The Switzerland based Bank for International Settlements has taken the view that the European debt crisis is similar in scale to the US subprime crisis and has the potential to spread to the other parts of the world just like the US subprime crisis. As per the Bank, the uncertain swings in the global stock markets in the past three months are a result of the Euro zone debt crisis leading to a loss in investor sentiment. As per the bank, the makings of the Euro debt crisis were closer to the US subprime crisis than to the Lehman collapse.

The Euro crisis made the European banks more risk prone and access to US dollars and global funds became more difficult for them. As per the Bank for International Settlements, investor confidence was weakened leading to a pull out of investments and movement of capital into safe haven assets. The resulting risk aversion profile led to a fall in stock markets even when the economic news was positive. US stock markets fell nearly 1.5% after the announcement of good employment figures, suggestive of the fact that the Euro crisis had dampened investor sentiment.
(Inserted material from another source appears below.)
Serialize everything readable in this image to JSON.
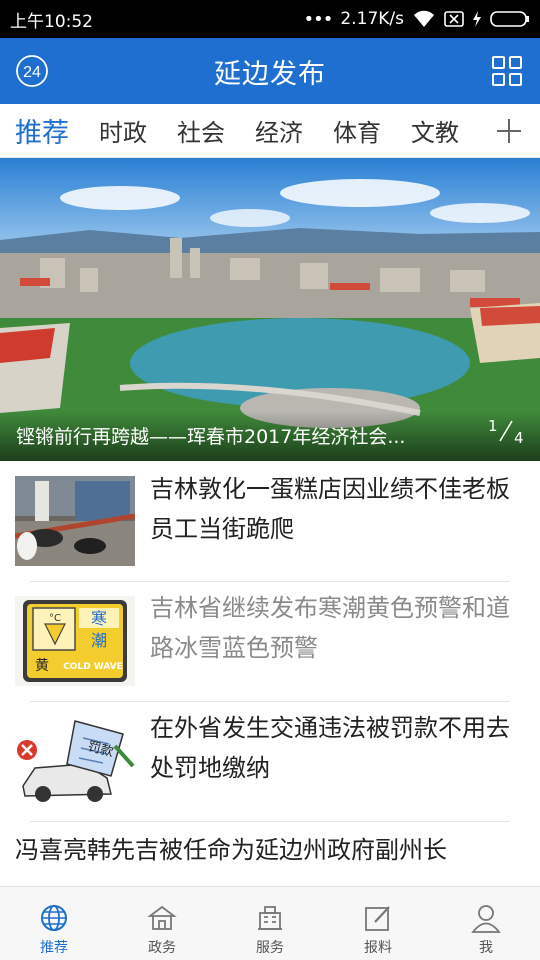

While the Bank for International Settlements believes that the Euro zone crisis can be potentially more damaging than appears, the Reserve Bank of Australia (NYSE:RBA) is of the opinion that the Euro zone crisis is unlikely to impact the Australian commodities led growth. The Australian central bank’s comment comes at a time when it was contemplating on an interest rate hike on the back of a build up of inflationary pressures. While, holding back an interest rate hike at this point of time, the RBA has delinked its decision from the Euro crisis, and suggested that it is taking a wait and watch approach. Thus, while the RBA believes that the Australian economy is ready for an interest rate hike, the eventualities in Europe have made it take a cautious approach and it has postponed the rate hike for now such that the Australian economy hedges itself from any eventuality arising out of the Euro zone crisis.

Similar claims that the US economy is also fairly well isolated from the US crisis have been made by the US Federal Deposit Insurance Corporation. The agency is of the view that the exposure of the US banks to the Euro crisis is limited and thus its impact in the US would also be limited. At the same time, the Europeans are getting the situation under control and the situation should pass by, without impacting the US economy.

US banks had an exposure of about $ 17 billion to the Greek crisis, while that of French and German banks was a whopping $ 120 billion, suggesting that the US exposure was much lower. However, the US Federal Reserve also does not seem to want to take any chances and is not expected to raise interest rates until next year so that it can keep the wheels of the economy greased until the European crisis has blown over. Other factors which are influencing the interest rate decisions include a slight slowdown in the US growth rate and the stubbornly persistent unemployment numbers.

Thus, it appears that while the impact of the European crisis may be contained, other major economies are not taking any chances and are taking the precautionary step of postponing their interest rate hikes.